The Young and the Restless


Annika Sorenstam defends this week at the John Q. Hammons Hotel Classic. No question shes the best player on the LPGA.
Given the Solheim Cup theater we witnessed last week, Im still convinced shes the player to beat in any tournament she plays. But is she still the undisputed star of the ladies game?
Somehow Paula Creamers name has really become the hot button for LPGA discussion. She made the claim that the USA would win, and they did. She played a huge role in that win, including a 7 and 5 dusting of the great Laura Davies in the Sunday singles matches. (By the way, Creamer is paired with Davies off the 10th tee in Round 1.)
Paula Creamer
Rookie Paula Creamer has taken the LPGA by storm in 2005.
At age 19, Creamer might be too young to know what shes saying at times, but her youth might just be what allows her to back it up. No fear. Creamer might not yet be the best player on the LPGA, but you could make the argument that she is the top draw at this weeks event.
Now we see what Creamer can do with her new status as the It Girl. How many wins before years end. Perhaps the ADT Championship to cap off her rookie season? Creamer, in my mind, has a huge opportunity the rest of the year to set the tone for next years LPGA majors.
Annika began 2005 saying it was her goal to win all four major championships in one year. She fell short. Now, I have a question for you. Does she have a fighting chance to accomplish that goal with Creamer in the mix? You tell me.

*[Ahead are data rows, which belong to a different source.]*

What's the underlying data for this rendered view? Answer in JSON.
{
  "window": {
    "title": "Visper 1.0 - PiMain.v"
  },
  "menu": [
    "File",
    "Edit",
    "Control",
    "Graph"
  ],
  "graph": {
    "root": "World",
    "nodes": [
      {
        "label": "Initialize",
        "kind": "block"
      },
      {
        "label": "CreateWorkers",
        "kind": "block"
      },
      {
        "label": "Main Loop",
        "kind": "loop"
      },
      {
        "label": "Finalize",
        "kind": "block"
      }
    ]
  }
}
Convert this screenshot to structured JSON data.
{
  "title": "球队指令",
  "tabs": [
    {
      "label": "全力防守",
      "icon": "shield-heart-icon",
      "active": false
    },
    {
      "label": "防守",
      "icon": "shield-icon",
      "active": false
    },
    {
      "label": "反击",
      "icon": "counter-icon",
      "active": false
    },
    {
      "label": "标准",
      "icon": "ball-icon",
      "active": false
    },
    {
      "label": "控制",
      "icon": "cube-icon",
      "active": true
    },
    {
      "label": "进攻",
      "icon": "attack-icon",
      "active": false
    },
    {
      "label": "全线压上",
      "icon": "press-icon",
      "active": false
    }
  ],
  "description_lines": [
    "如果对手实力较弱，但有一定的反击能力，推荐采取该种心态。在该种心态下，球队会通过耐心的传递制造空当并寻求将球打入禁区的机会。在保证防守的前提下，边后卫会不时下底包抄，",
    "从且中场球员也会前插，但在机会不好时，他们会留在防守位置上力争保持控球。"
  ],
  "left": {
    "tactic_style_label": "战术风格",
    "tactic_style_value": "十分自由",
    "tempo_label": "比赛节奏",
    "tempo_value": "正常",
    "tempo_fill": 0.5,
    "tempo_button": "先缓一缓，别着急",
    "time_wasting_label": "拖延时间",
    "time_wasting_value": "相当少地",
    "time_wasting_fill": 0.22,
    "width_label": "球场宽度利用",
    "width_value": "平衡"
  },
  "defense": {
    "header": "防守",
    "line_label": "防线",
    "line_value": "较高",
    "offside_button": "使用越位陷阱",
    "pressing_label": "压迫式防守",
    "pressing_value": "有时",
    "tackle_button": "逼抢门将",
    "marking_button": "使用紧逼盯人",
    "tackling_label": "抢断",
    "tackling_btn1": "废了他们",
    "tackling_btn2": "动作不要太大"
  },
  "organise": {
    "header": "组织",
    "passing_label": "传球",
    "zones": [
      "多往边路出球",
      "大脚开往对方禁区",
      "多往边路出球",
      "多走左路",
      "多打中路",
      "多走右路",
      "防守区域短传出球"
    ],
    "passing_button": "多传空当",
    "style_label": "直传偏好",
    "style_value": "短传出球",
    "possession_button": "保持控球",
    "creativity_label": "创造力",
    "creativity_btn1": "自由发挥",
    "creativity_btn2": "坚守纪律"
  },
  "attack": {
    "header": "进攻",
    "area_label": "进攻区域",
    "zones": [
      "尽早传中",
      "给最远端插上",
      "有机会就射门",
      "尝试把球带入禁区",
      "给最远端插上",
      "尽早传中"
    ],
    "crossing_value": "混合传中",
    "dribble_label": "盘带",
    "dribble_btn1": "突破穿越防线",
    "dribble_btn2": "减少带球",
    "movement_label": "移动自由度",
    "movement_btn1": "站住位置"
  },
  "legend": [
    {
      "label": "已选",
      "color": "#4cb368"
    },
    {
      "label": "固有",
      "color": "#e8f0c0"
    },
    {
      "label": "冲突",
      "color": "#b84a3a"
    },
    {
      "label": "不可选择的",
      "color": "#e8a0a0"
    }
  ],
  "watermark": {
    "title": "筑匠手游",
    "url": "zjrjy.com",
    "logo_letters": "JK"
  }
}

Mark Calcavecchia won last weeks Bell Canadian Open. A hearty congrats to Calc for getting back into the winners circle after a four-year drought. Calcavecchia became the seventh 40-something to win this season on the PGA Tour. At 45 years of age, he also became the oldest to win the Bell Canadian Open.

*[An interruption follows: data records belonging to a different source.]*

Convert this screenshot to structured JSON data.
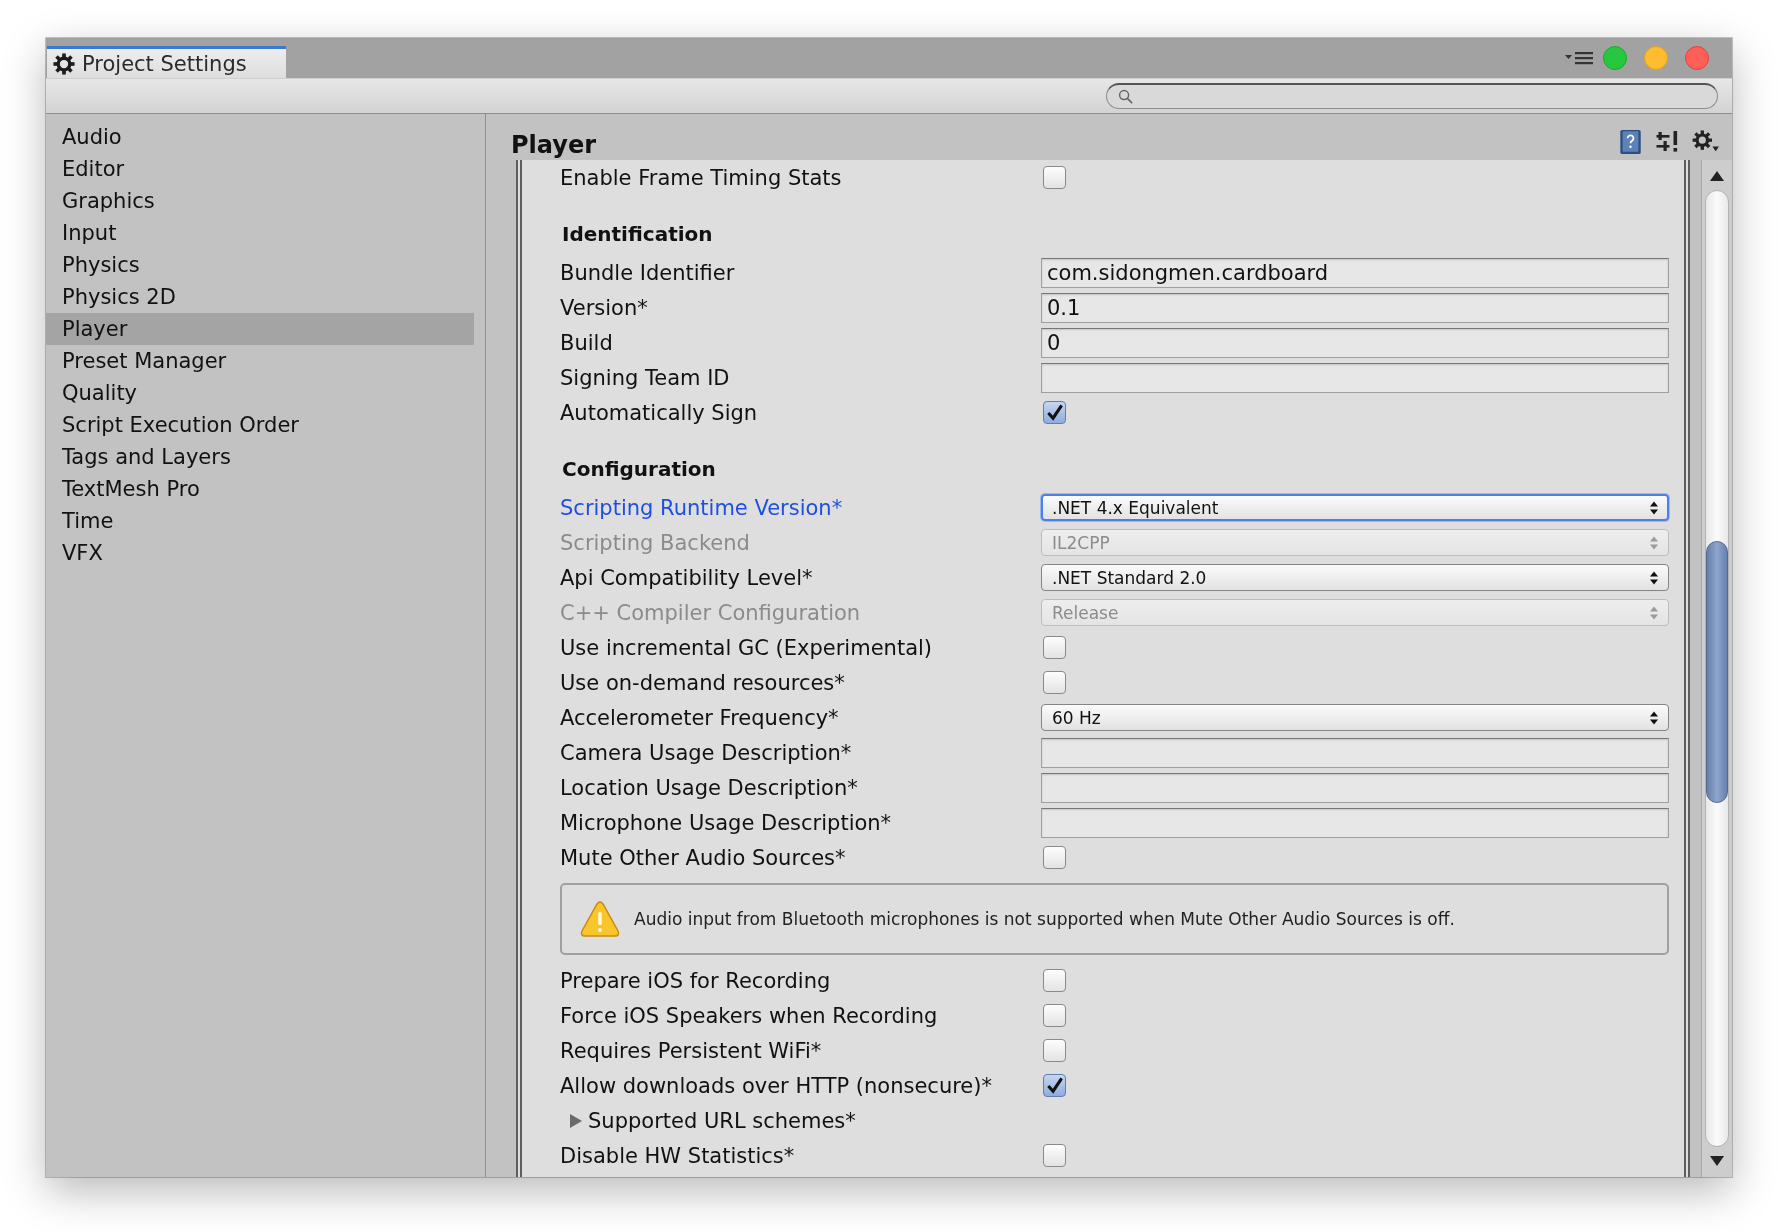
{
  "window": {
    "tab_title": "Project Settings"
  },
  "sidebar": {
    "items": [
      {
        "label": "Audio",
        "selected": false
      },
      {
        "label": "Editor",
        "selected": false
      },
      {
        "label": "Graphics",
        "selected": false
      },
      {
        "label": "Input",
        "selected": false
      },
      {
        "label": "Physics",
        "selected": false
      },
      {
        "label": "Physics 2D",
        "selected": false
      },
      {
        "label": "Player",
        "selected": true
      },
      {
        "label": "Preset Manager",
        "selected": false
      },
      {
        "label": "Quality",
        "selected": false
      },
      {
        "label": "Script Execution Order",
        "selected": false
      },
      {
        "label": "Tags and Layers",
        "selected": false
      },
      {
        "label": "TextMesh Pro",
        "selected": false
      },
      {
        "label": "Time",
        "selected": false
      },
      {
        "label": "VFX",
        "selected": false
      }
    ]
  },
  "panel": {
    "title": "Player",
    "rows": [
      {
        "kind": "checkbox",
        "label": "Enable Frame Timing Stats",
        "checked": false
      },
      {
        "kind": "header",
        "label": "Identification"
      },
      {
        "kind": "text",
        "label": "Bundle Identifier",
        "value": "com.sidongmen.cardboard"
      },
      {
        "kind": "text",
        "label": "Version*",
        "value": "0.1"
      },
      {
        "kind": "text",
        "label": "Build",
        "value": "0"
      },
      {
        "kind": "text",
        "label": "Signing Team ID"
      },
      {
        "kind": "checkbox",
        "label": "Automatically Sign",
        "checked": true
      },
      {
        "kind": "header",
        "label": "Configuration"
      },
      {
        "kind": "dropdown",
        "label": "Scripting Runtime Version*",
        "value": ".NET 4.x Equivalent",
        "disabled": false,
        "focused": true
      },
      {
        "kind": "dropdown",
        "label": "Scripting Backend",
        "value": "IL2CPP",
        "disabled": true,
        "focused": false
      },
      {
        "kind": "dropdown",
        "label": "Api Compatibility Level*",
        "value": ".NET Standard 2.0",
        "disabled": false,
        "focused": false
      },
      {
        "kind": "dropdown",
        "label": "C++ Compiler Configuration",
        "value": "Release",
        "disabled": true,
        "focused": false
      },
      {
        "kind": "checkbox",
        "label": "Use incremental GC (Experimental)",
        "checked": false
      },
      {
        "kind": "checkbox",
        "label": "Use on-demand resources*",
        "checked": false
      },
      {
        "kind": "dropdown",
        "label": "Accelerometer Frequency*",
        "value": "60 Hz",
        "disabled": false,
        "focused": false
      },
      {
        "kind": "text",
        "label": "Camera Usage Description*"
      },
      {
        "kind": "text",
        "label": "Location Usage Description*"
      },
      {
        "kind": "text",
        "label": "Microphone Usage Description*"
      },
      {
        "kind": "checkbox",
        "label": "Mute Other Audio Sources*",
        "checked": false
      },
      {
        "kind": "warning",
        "text": "Audio input from Bluetooth microphones is not supported when Mute Other Audio Sources is off."
      },
      {
        "kind": "checkbox",
        "label": "Prepare iOS for Recording",
        "checked": false
      },
      {
        "kind": "checkbox",
        "label": "Force iOS Speakers when Recording",
        "checked": false
      },
      {
        "kind": "checkbox",
        "label": "Requires Persistent WiFi*",
        "checked": false
      },
      {
        "kind": "checkbox",
        "label": "Allow downloads over HTTP (nonsecure)*",
        "checked": true
      },
      {
        "kind": "foldout",
        "label": "Supported URL schemes*",
        "expanded": false
      },
      {
        "kind": "checkbox",
        "label": "Disable HW Statistics*",
        "checked": false
      }
    ]
  }
}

I talked with Mark early this season at the Bob Hope Chrysler Classic. He told me he actually doubted hed get the 12th PGA Tour title he coveted. Watching players like Tiger and Vijay and Ernie and Phil, Calc thought he had to be too perfect to piece together a victory run. True, Tiger and Ernie and Phil were not in the field at Vancouver, but Calcavecchia found the winning formula on a tough course when many ' perhaps Calc himself included ' thought it might have been a tall order.

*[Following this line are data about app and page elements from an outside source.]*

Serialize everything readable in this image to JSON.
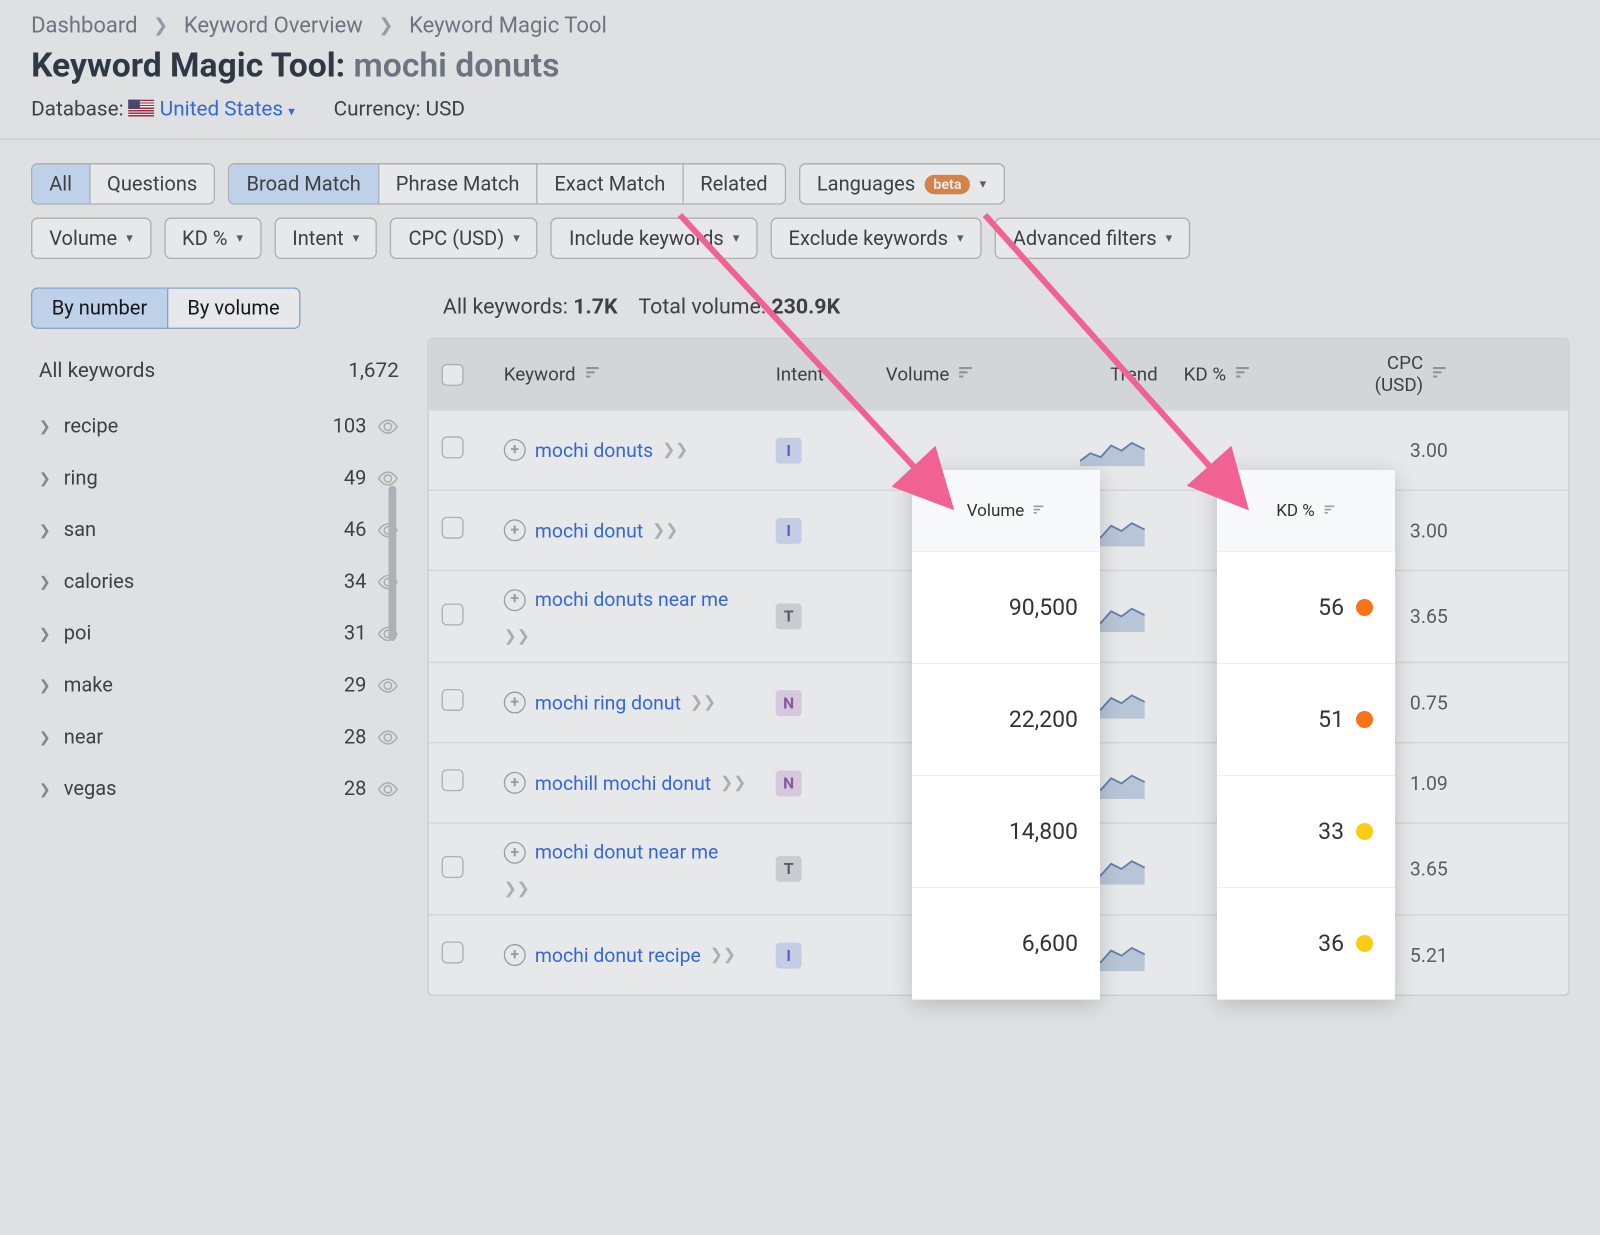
{
  "breadcrumb": [
    "Dashboard",
    "Keyword Overview",
    "Keyword Magic Tool"
  ],
  "header": {
    "title": "Keyword Magic Tool:",
    "query": "mochi donuts"
  },
  "meta": {
    "db_label": "Database:",
    "country": "United States",
    "currency_label": "Currency:",
    "currency": "USD"
  },
  "tabs_type": [
    {
      "label": "All",
      "active": true
    },
    {
      "label": "Questions",
      "active": false
    }
  ],
  "tabs_match": [
    {
      "label": "Broad Match",
      "active": true
    },
    {
      "label": "Phrase Match",
      "active": false
    },
    {
      "label": "Exact Match",
      "active": false
    },
    {
      "label": "Related",
      "active": false
    }
  ],
  "languages": {
    "label": "Languages",
    "beta": "beta"
  },
  "filters": [
    "Volume",
    "KD %",
    "Intent",
    "CPC (USD)",
    "Include keywords",
    "Exclude keywords",
    "Advanced filters"
  ],
  "side_tabs": [
    {
      "label": "By number",
      "active": true
    },
    {
      "label": "By volume",
      "active": false
    }
  ],
  "side_all": {
    "label": "All keywords",
    "count": "1,672"
  },
  "groups": [
    {
      "label": "recipe",
      "count": "103"
    },
    {
      "label": "ring",
      "count": "49"
    },
    {
      "label": "san",
      "count": "46"
    },
    {
      "label": "calories",
      "count": "34"
    },
    {
      "label": "poi",
      "count": "31"
    },
    {
      "label": "make",
      "count": "29"
    },
    {
      "label": "near",
      "count": "28"
    },
    {
      "label": "vegas",
      "count": "28"
    }
  ],
  "stats": {
    "all_label": "All keywords:",
    "all_value": "1.7K",
    "vol_label": "Total volume:",
    "vol_value": "230.9K"
  },
  "columns": {
    "kw": "Keyword",
    "intent": "Intent",
    "volume": "Volume",
    "trend": "Trend",
    "kd": "KD %",
    "cpc": "CPC (USD)"
  },
  "highlight": {
    "volume": [
      "90,500",
      "22,200",
      "14,800",
      "6,600"
    ],
    "kd": [
      {
        "v": "56",
        "c": "#f97316"
      },
      {
        "v": "51",
        "c": "#f97316"
      },
      {
        "v": "33",
        "c": "#facc15"
      },
      {
        "v": "36",
        "c": "#facc15"
      }
    ]
  },
  "rows": [
    {
      "kw": "mochi donuts",
      "intent": "I",
      "cpc": "3.00"
    },
    {
      "kw": "mochi donut",
      "intent": "I",
      "cpc": "3.00"
    },
    {
      "kw": "mochi donuts near me",
      "intent": "T",
      "cpc": "3.65"
    },
    {
      "kw": "mochi ring donut",
      "intent": "N",
      "cpc": "0.75"
    },
    {
      "kw": "mochill mochi donut",
      "intent": "N",
      "cpc": "1.09"
    },
    {
      "kw": "mochi donut near me",
      "intent": "T",
      "cpc": "3.65"
    },
    {
      "kw": "mochi donut recipe",
      "intent": "I",
      "cpc": "5.21"
    }
  ]
}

Mark finds his way to Kapalua once again. And I think thats great. I dont really care whos in the field. To win is to win. And to me, a Mark Calcavecchia win is a good thing for the PGA Tour. A likeable guy, a man with a major, a man with Ryder Cup and Presidents Cup experience deserves a pat on the back from golf fans.
But I ask you. is it good enough to garner your respect if the biggest names werent challenging him down the stretch? Calc was a restless player closer to the Champions Tour than to his form of old. Would you have rather seen him limp towards 50 or rebound to make his name commonplace once again?
Mark O Meara held a share of the lead after Day 1 at the 84 Lumber Classic. How do you feel about OMeara? Another man approaching the Champions Tour, Mark is 48 years old and deserving of respect for a career that included two majors in one year (1998) after he turned 40 years old.
How good would it be if OMeara were to catch lightning in the bottle this week and make it two straight 40-somethings holding trophies?
Sure, OMeara isnt the consistent force that he might have been a few years ago. But I think a win would be great for the PGA Tour. Proof yet again that these guys are good no matter what the birth certificate tells us.
Age is nothing more than a number. Doing it well at 19 ' some would say ' is just as improbable as doing it well at 45 or 48.
But isnt that the beauty of golf? Isnt that the intrigue of the professional game? Isnt a story or two like this great for headlines and copy when there are no majors left and there isnt always a Tiger, Phil or Ernie in the mix?

You tell me.
Email your thoughts to Kraig Kann